Mohammed Abdullah Saleem, 77, who founded the Institute for Islamic Education in Elgin, must also register as a sex offender for the rest of his life. In addition, he is forbidden to be in the presence of females of any age, except relatives, without another adult female present. He also cannot be within 500 feet of any school — including the one he founded 27 years ago, except to worship at its affiliated mosque.
“Mr. Saleem thought it would be in the best interest of the Islamic community to accept the plea agreement and avoid a trial,” his lawyer, Donna Rotunno, said following the hearing.
Saleem was accused of repeatedly fondling a young woman who worked for him at the school, as well as a student who was a minor at the time, in some cases while forcing them sit on his lap. Cook County Assistant State’s Attorney Jaclyn Lantz said the student was 14 when Saleem began to abuse her in 2001. The following year, the girl reported the abuse to a school official, “but nothing happened,” Lantz said.
No one at the school could be reached for comment Thursday.
The arrest of the conservative scholar on sex abuse charges was especially shocking given Saleem’s stature in his community made up largely of Islamic immigrants from India and Pakistan. He is said to espouse a code of separation between genders and discourages even hand-shaking. The institute, which provides boarding to some students, runs separate programs for girls and boys.
At the hearing Thursday, Lantz reiterated the allegations against Saleem and explaining how his inappropriate conduct toward both his victims escalated over time.
Beginning in late 2013, Lantz said, Saleem began to request to his office manager that she not wear her veil, and then began removing it himself. Lantz said Saleem repeatedly locked the door in his office while the woman was there and touched her breasts and buttocks, tried to massage her ankles and tried to force her to massage his ankles, despite her resistance. In April 2014, the imam forced the woman to sit on his lap. After she was able to free herself, the woman noticed a spot on her pants that was later found to match Saleem’s DNA profile, Lantz said.
After that, the woman quit her job and alerted a family member to what had happened.
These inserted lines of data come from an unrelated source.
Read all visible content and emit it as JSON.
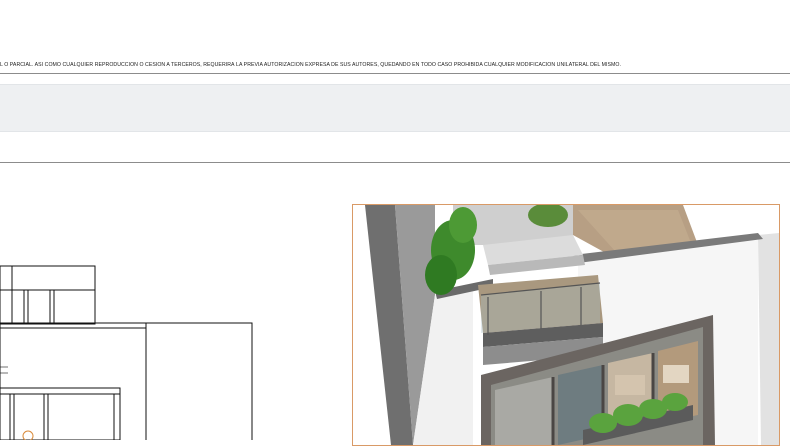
{
  "document": {
    "disclaimer": "L O PARCIAL.  ASÍ COMO CUALQUIER REPRODUCCIÓN O CESIÓN A TERCEROS, REQUERIRÁ LA PREVIA AUTORIZACIÓN EXPRESA DE  SUS  AUTORES, QUEDANDO  EN TODO CASO  PROHIBIDA  CUALQUIER MODIFICACIÓN UNILATERAL DEL MISMO."
  }
}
The imam told her he would not touch her again if she returned to work, but the woman refused and moved out of state, Lantz said.
The younger victim, now an adult, went to authorities about Saleem’s past abuse of her after learning he was being investigated for the later allegations.
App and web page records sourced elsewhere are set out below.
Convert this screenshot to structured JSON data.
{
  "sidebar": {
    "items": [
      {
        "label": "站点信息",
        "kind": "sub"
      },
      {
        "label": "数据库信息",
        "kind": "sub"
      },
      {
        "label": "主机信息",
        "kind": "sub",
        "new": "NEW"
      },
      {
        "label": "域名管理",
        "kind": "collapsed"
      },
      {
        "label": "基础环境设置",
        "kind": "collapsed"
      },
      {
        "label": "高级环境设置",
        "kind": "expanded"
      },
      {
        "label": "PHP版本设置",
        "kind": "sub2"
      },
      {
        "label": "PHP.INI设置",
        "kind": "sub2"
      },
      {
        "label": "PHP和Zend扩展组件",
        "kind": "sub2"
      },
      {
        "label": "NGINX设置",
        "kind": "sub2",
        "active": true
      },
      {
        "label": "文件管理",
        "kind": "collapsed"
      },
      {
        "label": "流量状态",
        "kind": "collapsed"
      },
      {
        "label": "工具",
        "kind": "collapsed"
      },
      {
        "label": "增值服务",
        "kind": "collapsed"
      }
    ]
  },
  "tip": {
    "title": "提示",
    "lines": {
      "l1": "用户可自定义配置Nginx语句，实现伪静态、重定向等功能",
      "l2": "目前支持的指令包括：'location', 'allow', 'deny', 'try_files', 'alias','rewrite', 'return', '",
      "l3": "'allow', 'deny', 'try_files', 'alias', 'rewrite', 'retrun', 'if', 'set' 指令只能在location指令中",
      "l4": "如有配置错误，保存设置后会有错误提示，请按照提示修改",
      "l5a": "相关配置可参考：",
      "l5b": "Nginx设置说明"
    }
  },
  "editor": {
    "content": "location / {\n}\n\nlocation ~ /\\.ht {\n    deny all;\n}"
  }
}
The prosecutor said Saleem touched the younger victim’s genitals outside of her clothes and fondled her breasts dozens of times between 2001 and 2003, until she too moved out of state.
Judge James Karahalios had earlier ruled that, had Saleem gone to trial, he would have allowed testimony from two other women who also claimed the imam groped them. Four women have also filed a civil suit claiming sex abuse by the imam. In some cases the claims date back decades.
Lantz said both victims chose not to attend the plea hearing but were satisfied that the imam took responsibility for his actions. She said they were not seeking orders of protection against him.
The elderly, white-bearded imam had appeared to be close to accepting a plea bargain in recent days, and had made two earlier court appearances this week as lawyers negotiated in private in the judge’s chambers. On Tuesday, Karahalios gave Saleem until Sept. 2 to accept the proposed plea deal.
Saleem, in a wheelchair and in religious garb, did not speak during the hearing except to tell the judge, “I plead guilty” and to acknowledge that he understood what he was pleading to, which was two counts of aggravated criminal sexual abuse. After the hearing, he was taken for his first appointment with a probation officer in Cook County court’s Rolling Meadows branch.
Afsar Ali, a Muslim who attended the hearing but is not affiliated with the institute’s mosque, said he was “happy for the victims and hope this will provide some sort of closure for them.”
Ali said the women set a good example in the Muslim community by coming forward with their allegations.
“I wish our community was more open to talking about this so that if our children are violated in any way, they can come forward without fear,” he said.